Air B-N-Bs, VRBOs, Short term vacation rentals (STRs): Everyone hates them. Everyone loves them. And absolutely everyone and their mother has plans to make supplemental income off their spare room, guest house, garage loft, ADU, second home, or abnormally large doghouse in the backyard. Yours truly is no exception to the aspiration of easy money with the assistance of platforms like Air B-n-B and VRBO. What all my STR hopefuls should be aware of is that this is a regulated industry with dynamic legal interests involved. Make no mistake, there is real money flowing in this market bringing millions of tax dollars to the state. All that money and all those strangers popping in and out of your STRs means two things for you and anyone else interested in trying their hand in this market: 1) Regulation, and 2) Liability.
Regulation: Around 2019, the good people down at the state capital, our legislators, decided to remove most of the regulatory power from cities and counties when it came to STRs. If you were a proprietor, this was a dream come true. If you lived next to a “party house,” this exacerbated the problem and made it seem like the market was the legal equivalent of the wild west. But then the clouds parted, light shown down from the state legislator yet again, and in September 2022, via A.R.S. §§ 11-269.17 and 9-500.39, power was bequeathed back to local governments itching to bring down the hammer on STRs. I speak in jest. The consensus among local governments at the time was that they had been given next to nothing. I know because I was a part of the conversation. But that didn’t stop many cities and a few counties from passing ordinances anyway that may push the boundaries of what’s legal. Looking at you Scottsdale and Paradise Valley. More are sure to follow.

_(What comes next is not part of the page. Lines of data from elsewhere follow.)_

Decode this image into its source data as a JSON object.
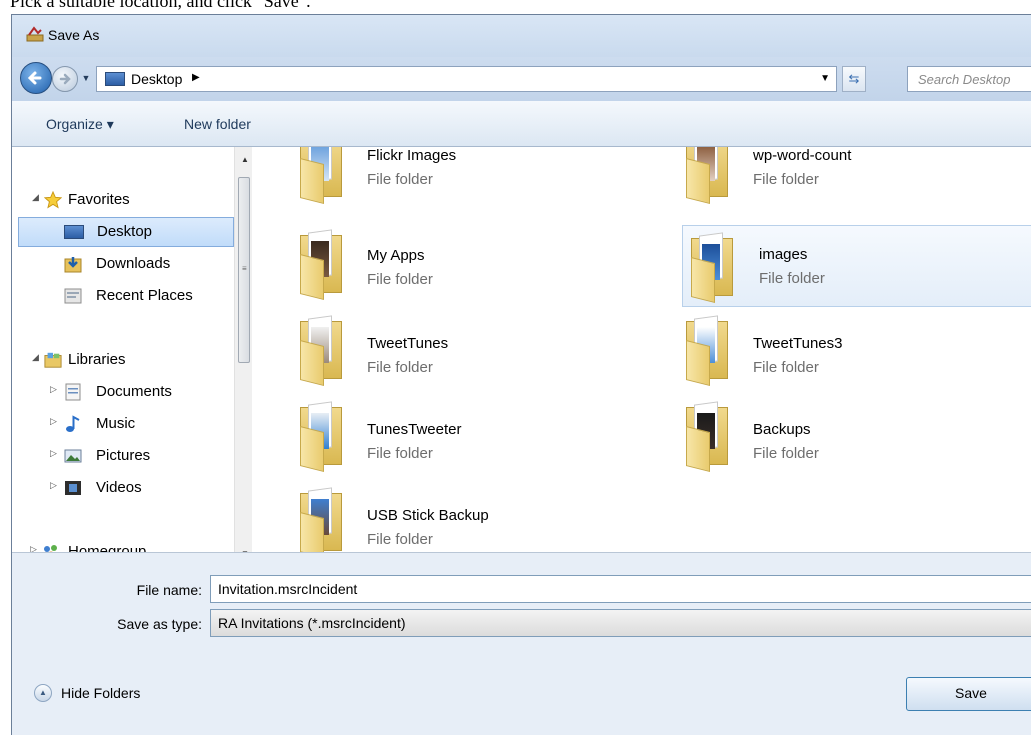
{
  "caption": "Pick a suitable location, and click \"Save\".",
  "window": {
    "title": "Save As"
  },
  "nav": {
    "address_segment": "Desktop",
    "search_placeholder": "Search Desktop"
  },
  "toolbar": {
    "organize_label": "Organize ▾",
    "new_folder_label": "New folder"
  },
  "sidebar": {
    "favorites": {
      "label": "Favorites",
      "items": [
        {
          "label": "Desktop",
          "icon": "desktop-icon"
        },
        {
          "label": "Downloads",
          "icon": "downloads-icon"
        },
        {
          "label": "Recent Places",
          "icon": "recent-places-icon"
        }
      ]
    },
    "libraries": {
      "label": "Libraries",
      "items": [
        {
          "label": "Documents",
          "icon": "documents-icon"
        },
        {
          "label": "Music",
          "icon": "music-icon"
        },
        {
          "label": "Pictures",
          "icon": "pictures-icon"
        },
        {
          "label": "Videos",
          "icon": "videos-icon"
        }
      ]
    },
    "homegroup": {
      "label": "Homegroup"
    }
  },
  "files": [
    {
      "name": "Flickr Images",
      "type": "File folder"
    },
    {
      "name": "wp-word-count",
      "type": "File folder"
    },
    {
      "name": "My Apps",
      "type": "File folder"
    },
    {
      "name": "images",
      "type": "File folder",
      "selected": true
    },
    {
      "name": "TweetTunes",
      "type": "File folder"
    },
    {
      "name": "TweetTunes3",
      "type": "File folder"
    },
    {
      "name": "TunesTweeter",
      "type": "File folder"
    },
    {
      "name": "Backups",
      "type": "File folder"
    },
    {
      "name": "USB Stick Backup",
      "type": "File folder"
    }
  ],
  "form": {
    "file_name_label": "File name:",
    "file_name_value": "Invitation.msrcIncident",
    "save_type_label": "Save as type:",
    "save_type_value": "RA Invitations (*.msrcIncident)"
  },
  "footer": {
    "hide_folders_label": "Hide Folders",
    "save_label": "Save"
  },
  "colors": {
    "accent": "#1f5fab",
    "selection": "#c1dcfa",
    "folder": "#e9cb6e"
  }
}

It’s important to know what and how the law allows local governments to regulate STRs. Just to mention a few, cities can require a permit or license to operate an STR, but they cannot limit the number they issue. The law also strictly restricts what can be asked of you and what can be charged for the application. Your permit/license can even be revoked for up to one year if you receive three verified complaints or have one verified complaint meeting certain parameters. The subject of verified complaints are rife with complications. There is ambiguity in the law creates room for argument about how far local governments can go with regulations. Since the law passed, no published court opinion has chimed in on the subject. If you suspect that your city or county ordinance is restricting your STR efforts unlawfully, I suggest seeking legal counsel to ferret out the issue.
It is not all easy money, risk weighs heavily in the balance. Many people do not consider the possibility that an STR guest could slip and fall getting in and out of that hot tub you bought hoping to reach “super host” status. Or a catastrophic tumble caused by that one step in the staircase an inch too high. The very asset you have placed the hope of good fortune in could end up costing you everything. Yes, STR platforms provide insurance coverage for hosts, and homeowner’s insurance provides riders for this very thing, but do not assume that in light of a wrongful death claim from a fire, drowning, or other serious injury that you are covered, or that your other assets are safe. Having a chat with an attorney well versed in this area of law could identify where you are exposed, what coverage you need, and how to shield what you have worked for in case the unthinkable happens.